Segment Open

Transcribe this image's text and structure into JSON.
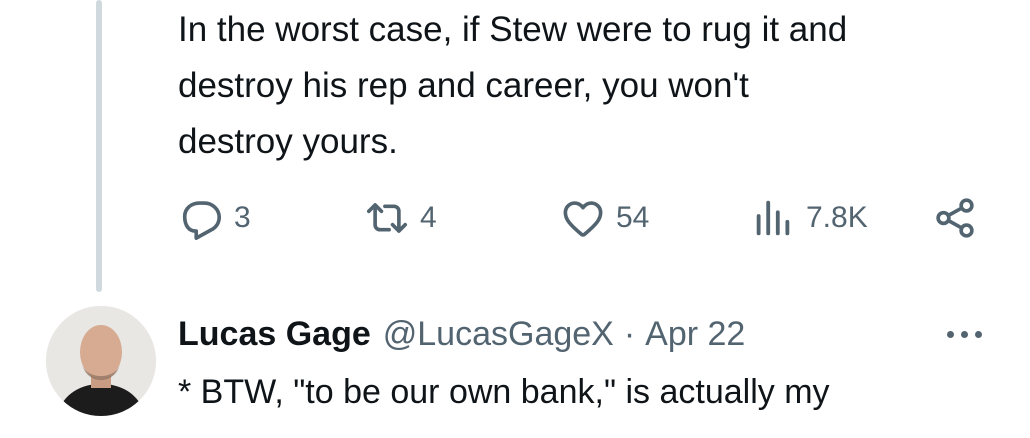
{
  "tweet": {
    "text": "In the worst case, if Stew were to rug it and\ndestroy his rep and career, you won't\ndestroy yours.",
    "replies_count": "3",
    "reposts_count": "4",
    "likes_count": "54",
    "views_count": "7.8K"
  },
  "reply": {
    "author_name": "Lucas Gage",
    "handle": "@LucasGageX",
    "separator": "·",
    "date": "Apr 22",
    "text": "* BTW, \"to be our own bank,\" is actually my"
  },
  "icons": [
    "reply-icon",
    "repost-icon",
    "like-icon",
    "views-icon",
    "share-icon",
    "more-icon"
  ],
  "colors": {
    "text": "#0f1419",
    "secondary": "#536471",
    "thread_line": "#cfd9de"
  }
}
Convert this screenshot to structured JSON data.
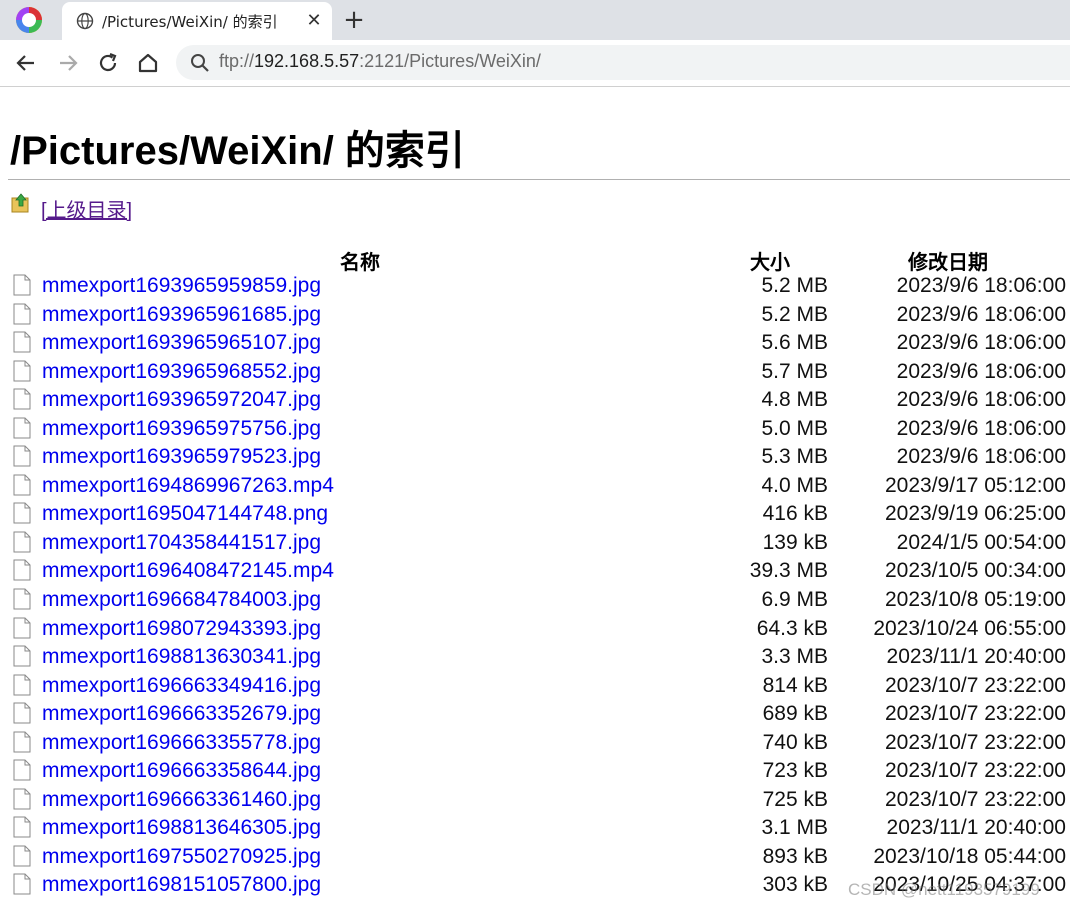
{
  "browser": {
    "tab_title": "/Pictures/WeiXin/ 的索引",
    "new_tab_symbol": "+",
    "close_symbol": "✕",
    "url_scheme": "ftp://",
    "url_host": "192.168.5.57",
    "url_rest": ":2121/Pictures/WeiXin/"
  },
  "page": {
    "title": "/Pictures/WeiXin/ 的索引",
    "parent_link": "[上级目录]",
    "columns": {
      "name": "名称",
      "size": "大小",
      "date": "修改日期"
    },
    "files": [
      {
        "name": "mmexport1693965959859.jpg",
        "size": "5.2 MB",
        "date": "2023/9/6 18:06:00"
      },
      {
        "name": "mmexport1693965961685.jpg",
        "size": "5.2 MB",
        "date": "2023/9/6 18:06:00"
      },
      {
        "name": "mmexport1693965965107.jpg",
        "size": "5.6 MB",
        "date": "2023/9/6 18:06:00"
      },
      {
        "name": "mmexport1693965968552.jpg",
        "size": "5.7 MB",
        "date": "2023/9/6 18:06:00"
      },
      {
        "name": "mmexport1693965972047.jpg",
        "size": "4.8 MB",
        "date": "2023/9/6 18:06:00"
      },
      {
        "name": "mmexport1693965975756.jpg",
        "size": "5.0 MB",
        "date": "2023/9/6 18:06:00"
      },
      {
        "name": "mmexport1693965979523.jpg",
        "size": "5.3 MB",
        "date": "2023/9/6 18:06:00"
      },
      {
        "name": "mmexport1694869967263.mp4",
        "size": "4.0 MB",
        "date": "2023/9/17 05:12:00"
      },
      {
        "name": "mmexport1695047144748.png",
        "size": "416 kB",
        "date": "2023/9/19 06:25:00"
      },
      {
        "name": "mmexport1704358441517.jpg",
        "size": "139 kB",
        "date": "2024/1/5 00:54:00"
      },
      {
        "name": "mmexport1696408472145.mp4",
        "size": "39.3 MB",
        "date": "2023/10/5 00:34:00"
      },
      {
        "name": "mmexport1696684784003.jpg",
        "size": "6.9 MB",
        "date": "2023/10/8 05:19:00"
      },
      {
        "name": "mmexport1698072943393.jpg",
        "size": "64.3 kB",
        "date": "2023/10/24 06:55:00"
      },
      {
        "name": "mmexport1698813630341.jpg",
        "size": "3.3 MB",
        "date": "2023/11/1 20:40:00"
      },
      {
        "name": "mmexport1696663349416.jpg",
        "size": "814 kB",
        "date": "2023/10/7 23:22:00"
      },
      {
        "name": "mmexport1696663352679.jpg",
        "size": "689 kB",
        "date": "2023/10/7 23:22:00"
      },
      {
        "name": "mmexport1696663355778.jpg",
        "size": "740 kB",
        "date": "2023/10/7 23:22:00"
      },
      {
        "name": "mmexport1696663358644.jpg",
        "size": "723 kB",
        "date": "2023/10/7 23:22:00"
      },
      {
        "name": "mmexport1696663361460.jpg",
        "size": "725 kB",
        "date": "2023/10/7 23:22:00"
      },
      {
        "name": "mmexport1698813646305.jpg",
        "size": "3.1 MB",
        "date": "2023/11/1 20:40:00"
      },
      {
        "name": "mmexport1697550270925.jpg",
        "size": "893 kB",
        "date": "2023/10/18 05:44:00"
      },
      {
        "name": "mmexport1698151057800.jpg",
        "size": "303 kB",
        "date": "2023/10/25 04:37:00"
      }
    ]
  },
  "watermark": "CSDN @nett1193579199"
}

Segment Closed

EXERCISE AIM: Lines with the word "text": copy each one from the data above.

REPLY:
Transcribe this image's text and structure into JSON.
    "text": "In the worst case, if Stew were to rug it and\ndestroy his rep and career, you won't\ndestroy yours.",
    "text": "* BTW, \"to be our own bank,\" is actually my"
    "text": "#0f1419",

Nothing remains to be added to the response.